_Your assignment_
Report each line of the entries that contains the word "chevron", copied in full.

_Exercise data_
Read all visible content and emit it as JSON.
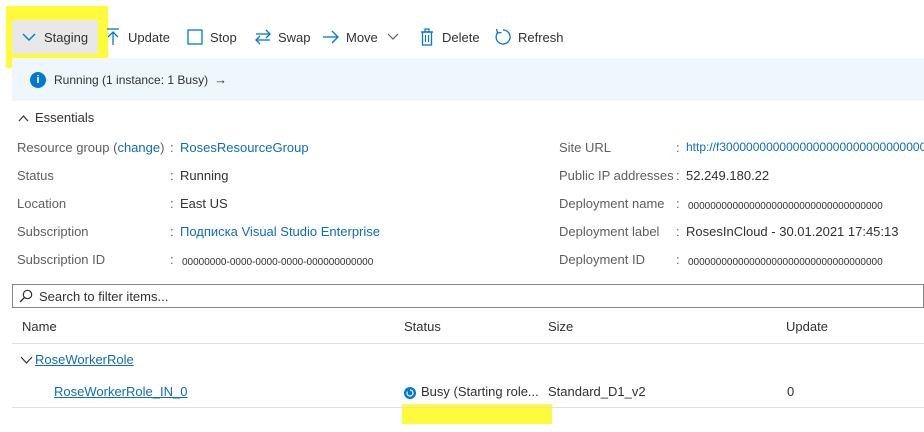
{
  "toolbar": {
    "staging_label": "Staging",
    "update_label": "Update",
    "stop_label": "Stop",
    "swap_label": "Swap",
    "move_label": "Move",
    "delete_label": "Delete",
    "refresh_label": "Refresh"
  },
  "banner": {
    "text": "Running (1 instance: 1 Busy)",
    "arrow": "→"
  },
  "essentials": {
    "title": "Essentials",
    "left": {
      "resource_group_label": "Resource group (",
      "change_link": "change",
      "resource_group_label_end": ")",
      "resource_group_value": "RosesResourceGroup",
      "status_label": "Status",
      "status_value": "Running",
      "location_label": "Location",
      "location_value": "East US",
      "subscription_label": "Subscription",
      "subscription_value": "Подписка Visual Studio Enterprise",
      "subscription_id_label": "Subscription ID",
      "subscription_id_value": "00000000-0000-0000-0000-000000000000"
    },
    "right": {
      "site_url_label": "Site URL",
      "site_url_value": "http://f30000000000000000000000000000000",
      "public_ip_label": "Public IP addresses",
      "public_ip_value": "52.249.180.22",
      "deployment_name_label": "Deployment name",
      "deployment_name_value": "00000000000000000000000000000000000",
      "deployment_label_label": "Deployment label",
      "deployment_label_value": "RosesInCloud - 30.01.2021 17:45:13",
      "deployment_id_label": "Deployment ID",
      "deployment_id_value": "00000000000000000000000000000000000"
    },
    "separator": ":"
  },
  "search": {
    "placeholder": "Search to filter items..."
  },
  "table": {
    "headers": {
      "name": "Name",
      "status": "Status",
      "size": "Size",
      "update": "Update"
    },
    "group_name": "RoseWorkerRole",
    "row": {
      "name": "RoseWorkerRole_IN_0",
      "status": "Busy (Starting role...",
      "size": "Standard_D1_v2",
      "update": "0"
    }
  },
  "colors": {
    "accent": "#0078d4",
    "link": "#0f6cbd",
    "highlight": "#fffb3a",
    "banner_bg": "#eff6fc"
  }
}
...
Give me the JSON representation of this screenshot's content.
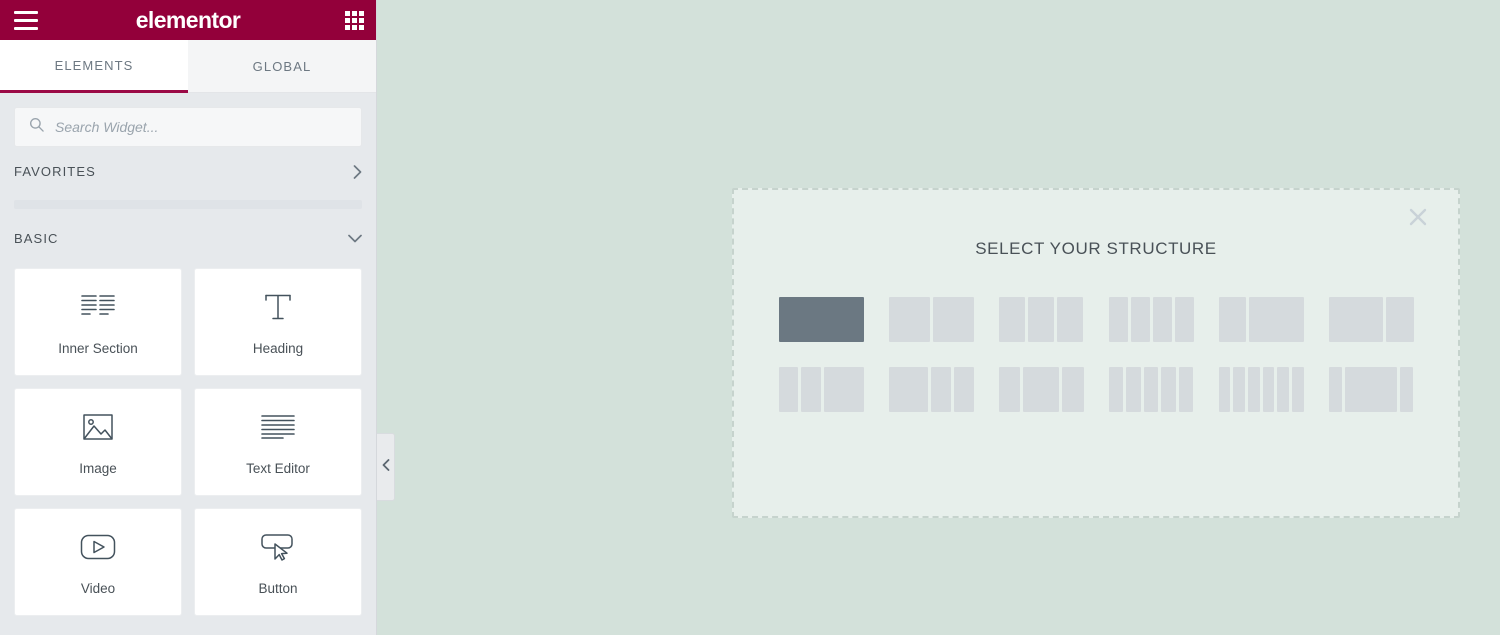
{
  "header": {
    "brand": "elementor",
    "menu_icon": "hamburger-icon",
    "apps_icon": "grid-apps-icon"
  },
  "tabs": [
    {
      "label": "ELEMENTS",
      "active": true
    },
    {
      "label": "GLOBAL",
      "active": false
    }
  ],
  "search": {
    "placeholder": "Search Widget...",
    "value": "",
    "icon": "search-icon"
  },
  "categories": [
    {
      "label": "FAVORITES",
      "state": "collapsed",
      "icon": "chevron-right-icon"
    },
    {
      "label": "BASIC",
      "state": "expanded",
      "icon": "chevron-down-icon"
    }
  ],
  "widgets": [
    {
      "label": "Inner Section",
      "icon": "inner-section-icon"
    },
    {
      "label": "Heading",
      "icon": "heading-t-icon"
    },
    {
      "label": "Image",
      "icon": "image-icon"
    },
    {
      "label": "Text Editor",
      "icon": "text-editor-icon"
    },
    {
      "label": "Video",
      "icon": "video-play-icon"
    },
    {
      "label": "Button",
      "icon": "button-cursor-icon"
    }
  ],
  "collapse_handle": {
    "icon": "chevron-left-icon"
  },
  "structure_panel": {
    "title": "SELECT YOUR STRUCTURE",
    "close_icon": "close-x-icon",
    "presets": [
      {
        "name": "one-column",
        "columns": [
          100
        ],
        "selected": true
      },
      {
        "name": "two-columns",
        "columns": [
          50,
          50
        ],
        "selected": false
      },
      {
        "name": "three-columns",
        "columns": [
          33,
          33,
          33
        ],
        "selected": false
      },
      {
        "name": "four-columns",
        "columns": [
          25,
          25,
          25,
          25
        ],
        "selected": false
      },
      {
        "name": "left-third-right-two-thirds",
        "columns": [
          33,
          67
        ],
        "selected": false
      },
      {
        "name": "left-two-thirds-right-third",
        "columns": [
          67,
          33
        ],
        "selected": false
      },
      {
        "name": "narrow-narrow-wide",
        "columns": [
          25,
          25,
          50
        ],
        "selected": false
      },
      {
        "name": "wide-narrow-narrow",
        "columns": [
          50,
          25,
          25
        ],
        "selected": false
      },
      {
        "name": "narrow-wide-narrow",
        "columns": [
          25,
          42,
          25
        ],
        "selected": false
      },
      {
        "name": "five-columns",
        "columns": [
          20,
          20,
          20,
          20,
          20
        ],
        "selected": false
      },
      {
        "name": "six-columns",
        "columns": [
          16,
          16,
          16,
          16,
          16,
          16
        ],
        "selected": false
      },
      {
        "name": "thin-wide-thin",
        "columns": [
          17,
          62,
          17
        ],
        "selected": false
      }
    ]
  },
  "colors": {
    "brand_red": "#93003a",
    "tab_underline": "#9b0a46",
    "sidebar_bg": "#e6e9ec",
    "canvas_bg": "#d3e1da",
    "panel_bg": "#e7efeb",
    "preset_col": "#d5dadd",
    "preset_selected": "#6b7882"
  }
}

_Output_
      "icon": "chevron-right-icon"
      "icon": "chevron-down-icon"
    "icon": "chevron-left-icon"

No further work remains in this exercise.